> [Task objective]: Using the records below, filter for lines that contain the string "gian" and copy them out.

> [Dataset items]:
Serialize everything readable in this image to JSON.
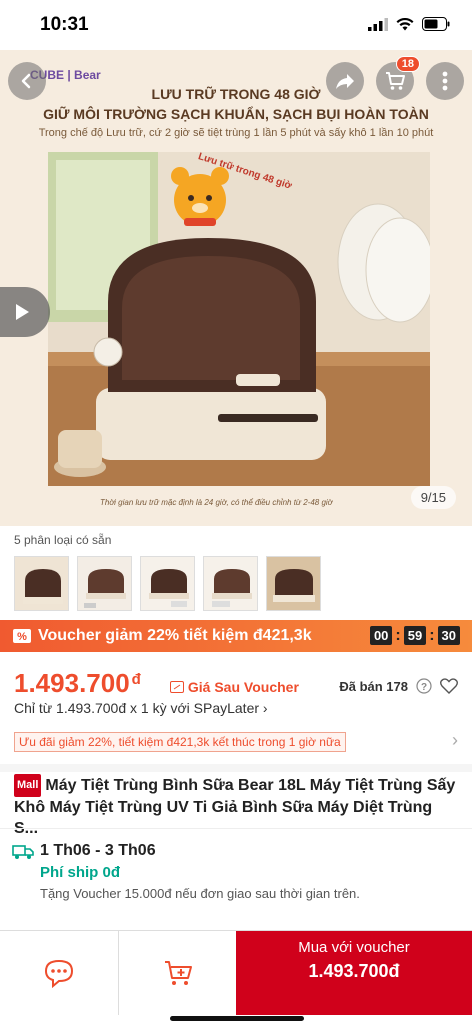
{
  "status_bar": {
    "time": "10:31"
  },
  "hero": {
    "brand": "CUBE | Bear",
    "title_line1": "LƯU TRỮ TRONG 48 GIỜ",
    "title_line2": "GIỮ MÔI TRƯỜNG SẠCH KHUẨN, SẠCH BỤI HOÀN TOÀN",
    "subtitle": "Trong chế độ Lưu trữ, cứ 2 giờ sẽ tiệt trùng 1 lần 5 phút và sấy khô 1 lần 10 phút",
    "bubble_text": "Lưu trữ trong 48 giờ",
    "caption": "Thời gian lưu trữ mặc định là 24 giờ, có thể điều chỉnh từ 2-48 giờ",
    "page_counter": "9/15",
    "cart_count": "18"
  },
  "variants": {
    "label": "5 phân loại có sẵn",
    "count": 5
  },
  "voucher_bar": {
    "text": "Voucher giảm 22% tiết kiệm đ421,3k",
    "timer": [
      "00",
      "59",
      "30"
    ]
  },
  "price": {
    "value": "1.493.700",
    "currency": "đ",
    "after_voucher": "Giá Sau Voucher",
    "sold": "Đã bán 178",
    "installment": "Chỉ từ 1.493.700đ x 1 kỳ với SPayLater",
    "promo": "Ưu đãi giảm 22%, tiết kiệm đ421,3k kết thúc trong 1 giờ nữa"
  },
  "product": {
    "mall_badge": "Mall",
    "title": "Máy Tiệt Trùng Bình Sữa Bear 18L Máy Tiệt Trùng Sấy Khô Máy Tiệt Trùng UV Ti Giả Bình Sữa Máy Diệt Trùng S..."
  },
  "shipping": {
    "date": "1 Th06 - 3 Th06",
    "fee": "Phí ship 0đ",
    "note": "Tặng Voucher 15.000đ nếu đơn giao sau thời gian trên."
  },
  "bottom_bar": {
    "buy_label": "Mua với voucher",
    "buy_price": "1.493.700đ"
  },
  "colors": {
    "accent": "#ee4d2d",
    "mall": "#d0011b",
    "shipping_green": "#00a68c"
  },
  "icons": [
    "back-arrow-icon",
    "share-icon",
    "cart-icon",
    "more-icon",
    "play-icon",
    "help-icon",
    "heart-icon",
    "chevron-right-icon",
    "truck-icon",
    "chat-icon",
    "add-to-cart-icon"
  ]
}
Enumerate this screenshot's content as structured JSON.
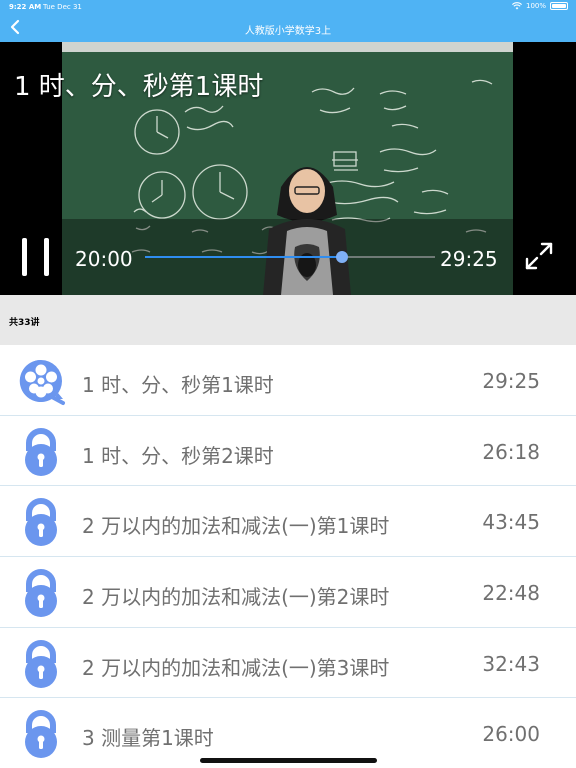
{
  "status_bar": {
    "time": "9:22 AM",
    "date": "Tue Dec 31",
    "battery": "100%"
  },
  "nav": {
    "back_icon": "chevron-left-icon",
    "title": "人教版小学数学3上"
  },
  "player": {
    "title": "1 时、分、秒第1课时",
    "current_time": "20:00",
    "total_time": "29:25",
    "progress": 0.68,
    "state": "playing",
    "pause_icon": "pause-icon",
    "fullscreen_icon": "fullscreen-icon"
  },
  "lesson_count": "共33讲",
  "lessons": [
    {
      "title": "1 时、分、秒第1课时",
      "duration": "29:25",
      "icon": "film-reel-icon",
      "locked": false
    },
    {
      "title": "1 时、分、秒第2课时",
      "duration": "26:18",
      "icon": "lock-icon",
      "locked": true
    },
    {
      "title": "2 万以内的加法和减法(一)第1课时",
      "duration": "43:45",
      "icon": "lock-icon",
      "locked": true
    },
    {
      "title": "2 万以内的加法和减法(一)第2课时",
      "duration": "22:48",
      "icon": "lock-icon",
      "locked": true
    },
    {
      "title": "2 万以内的加法和减法(一)第3课时",
      "duration": "32:43",
      "icon": "lock-icon",
      "locked": true
    },
    {
      "title": "3 测量第1课时",
      "duration": "26:00",
      "icon": "lock-icon",
      "locked": true
    }
  ],
  "colors": {
    "nav_bg": "#4fb3f4",
    "icon_blue": "#6b96ee",
    "progress_fill": "#2f8df0",
    "list_text": "#707070"
  }
}
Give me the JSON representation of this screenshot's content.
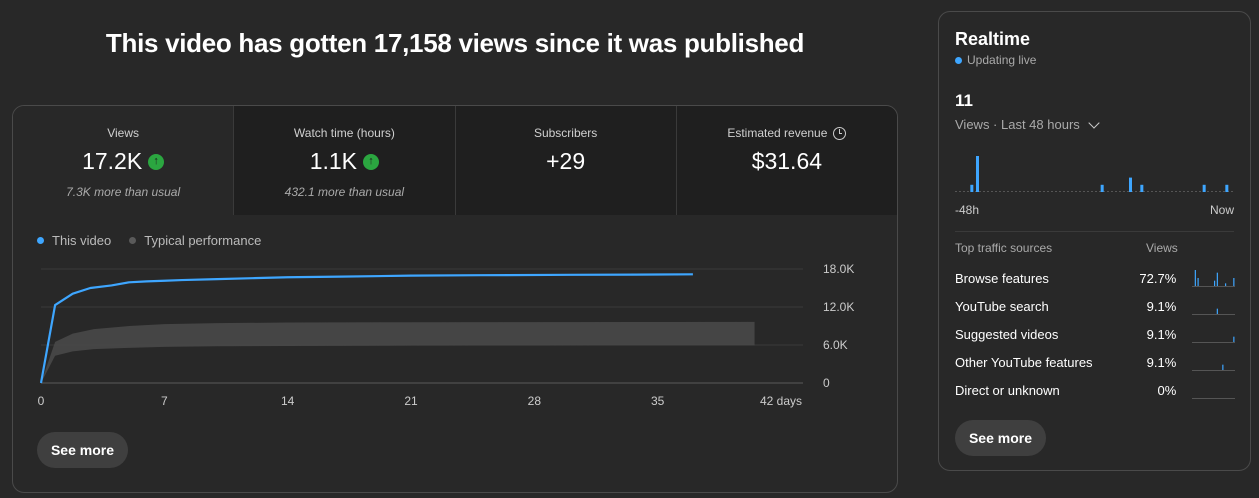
{
  "headline": "This video has gotten 17,158 views since it was published",
  "metrics": [
    {
      "label": "Views",
      "value": "17.2K",
      "trend": "up",
      "sub": "7.3K more than usual"
    },
    {
      "label": "Watch time (hours)",
      "value": "1.1K",
      "trend": "up",
      "sub": "432.1 more than usual"
    },
    {
      "label": "Subscribers",
      "value": "+29",
      "trend": "",
      "sub": ""
    },
    {
      "label": "Estimated revenue",
      "value": "$31.64",
      "trend": "",
      "sub": ""
    }
  ],
  "legend": {
    "this_video": "This video",
    "typical": "Typical performance"
  },
  "see_more": "See more",
  "colors": {
    "accent": "#3ea6ff",
    "up": "#2ba640",
    "typical_band": "#4a4a4a"
  },
  "chart_data": {
    "type": "line",
    "x_tick_labels": [
      "0",
      "7",
      "14",
      "21",
      "28",
      "35",
      "42 days"
    ],
    "x_ticks": [
      0,
      7,
      14,
      21,
      28,
      35,
      42
    ],
    "y_tick_labels": [
      "18.0K",
      "12.0K",
      "6.0K",
      "0"
    ],
    "y_ticks": [
      18000,
      12000,
      6000,
      0
    ],
    "xlim": [
      0,
      42
    ],
    "ylim": [
      0,
      18000
    ],
    "series": [
      {
        "name": "This video",
        "x": [
          0,
          0.8,
          1.8,
          2.8,
          4,
          5,
          6,
          7,
          8,
          10,
          12,
          14,
          17,
          21,
          25,
          30,
          35,
          37
        ],
        "values": [
          0,
          12300,
          14100,
          15000,
          15400,
          15900,
          16050,
          16150,
          16250,
          16400,
          16550,
          16700,
          16800,
          16950,
          17020,
          17080,
          17130,
          17158
        ]
      }
    ],
    "typical_band": {
      "x": [
        0,
        0.8,
        1.8,
        3,
        5,
        7,
        10,
        14,
        21,
        28,
        35,
        40.5
      ],
      "low": [
        0,
        4300,
        5000,
        5350,
        5550,
        5700,
        5800,
        5850,
        5900,
        5920,
        5940,
        5950
      ],
      "high": [
        0,
        6500,
        7800,
        8500,
        9000,
        9300,
        9450,
        9550,
        9600,
        9620,
        9640,
        9650
      ]
    },
    "grid": true,
    "legend_position": "top-left"
  },
  "realtime": {
    "title": "Realtime",
    "live": "Updating live",
    "count": "11",
    "range": "Views · Last 48 hours",
    "axis_start": "-48h",
    "axis_end": "Now",
    "bars": [
      0,
      0,
      1,
      5,
      0,
      0,
      0,
      0,
      0,
      0,
      0,
      0,
      0,
      0,
      0,
      0,
      0,
      0,
      0,
      0,
      0,
      0,
      0,
      0,
      0,
      1,
      0,
      0,
      0,
      0,
      2,
      0,
      1,
      0,
      0,
      0,
      0,
      0,
      0,
      0,
      0,
      0,
      0,
      1,
      0,
      0,
      0,
      1
    ],
    "traffic_header": "Top traffic sources",
    "traffic_views_header": "Views",
    "traffic": [
      {
        "name": "Browse features",
        "pct": "72.7%",
        "spark": [
          0,
          6,
          3,
          0,
          0,
          0,
          0,
          0,
          2,
          5,
          0,
          0,
          1,
          0,
          0,
          3
        ]
      },
      {
        "name": "YouTube search",
        "pct": "9.1%",
        "spark": [
          0,
          0,
          0,
          0,
          0,
          0,
          0,
          0,
          0,
          2,
          0,
          0,
          0,
          0,
          0,
          0
        ]
      },
      {
        "name": "Suggested videos",
        "pct": "9.1%",
        "spark": [
          0,
          0,
          0,
          0,
          0,
          0,
          0,
          0,
          0,
          0,
          0,
          0,
          0,
          0,
          0,
          2
        ]
      },
      {
        "name": "Other YouTube features",
        "pct": "9.1%",
        "spark": [
          0,
          0,
          0,
          0,
          0,
          0,
          0,
          0,
          0,
          0,
          0,
          2,
          0,
          0,
          0,
          0
        ]
      },
      {
        "name": "Direct or unknown",
        "pct": "0%",
        "spark": [
          0,
          0,
          0,
          0,
          0,
          0,
          0,
          0,
          0,
          0,
          0,
          0,
          0,
          0,
          0,
          0
        ]
      }
    ],
    "see_more": "See more"
  }
}
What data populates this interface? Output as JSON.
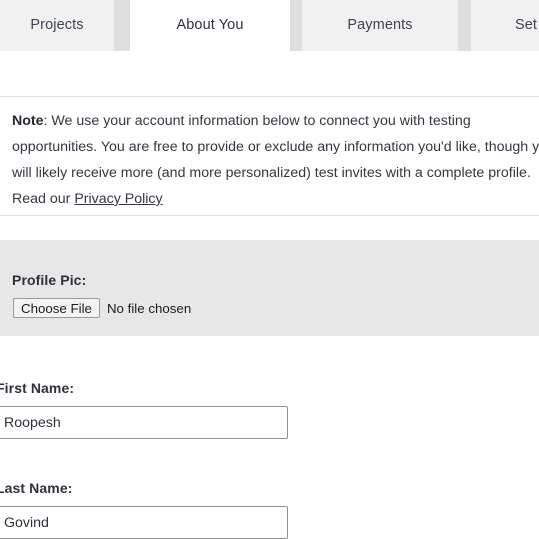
{
  "tabs": [
    {
      "id": "projects",
      "label": "Projects",
      "active": false
    },
    {
      "id": "about-you",
      "label": "About You",
      "active": true
    },
    {
      "id": "payments",
      "label": "Payments",
      "active": false
    },
    {
      "id": "settings",
      "label": "Set",
      "active": false
    }
  ],
  "note": {
    "lead": "Note",
    "lead_separator": ": ",
    "body_before_link": "We use your account information below to connect you with testing opportunities. You are free to provide or exclude any information you'd like, though you will likely receive more (and more personalized) test invites with a complete profile. Read our ",
    "link_text": "Privacy Policy"
  },
  "profile_pic": {
    "label": "Profile Pic:",
    "button_label": "Choose File",
    "file_status": "No file chosen"
  },
  "fields": {
    "first_name": {
      "label": "First Name:",
      "value": "Roopesh",
      "placeholder": ""
    },
    "last_name": {
      "label": "Last Name:",
      "value": "Govind",
      "placeholder": ""
    }
  },
  "colors": {
    "tab_inactive_bg": "#f1f1f1",
    "tab_active_bg": "#ffffff",
    "tab_gap": "#dedede",
    "panel_grey": "#e7e7e7",
    "rule": "#e3e3e3",
    "text": "#33373f",
    "input_border": "#8f8f8f"
  }
}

> [Answer for the task]:
    "caption": "Thời gian lưu trữ mặc định là 24 giờ, có thể điều chỉnh từ 2-48 giờ",
    "note": "Tặng Voucher 15.000đ nếu đơn giao sau thời gian trên."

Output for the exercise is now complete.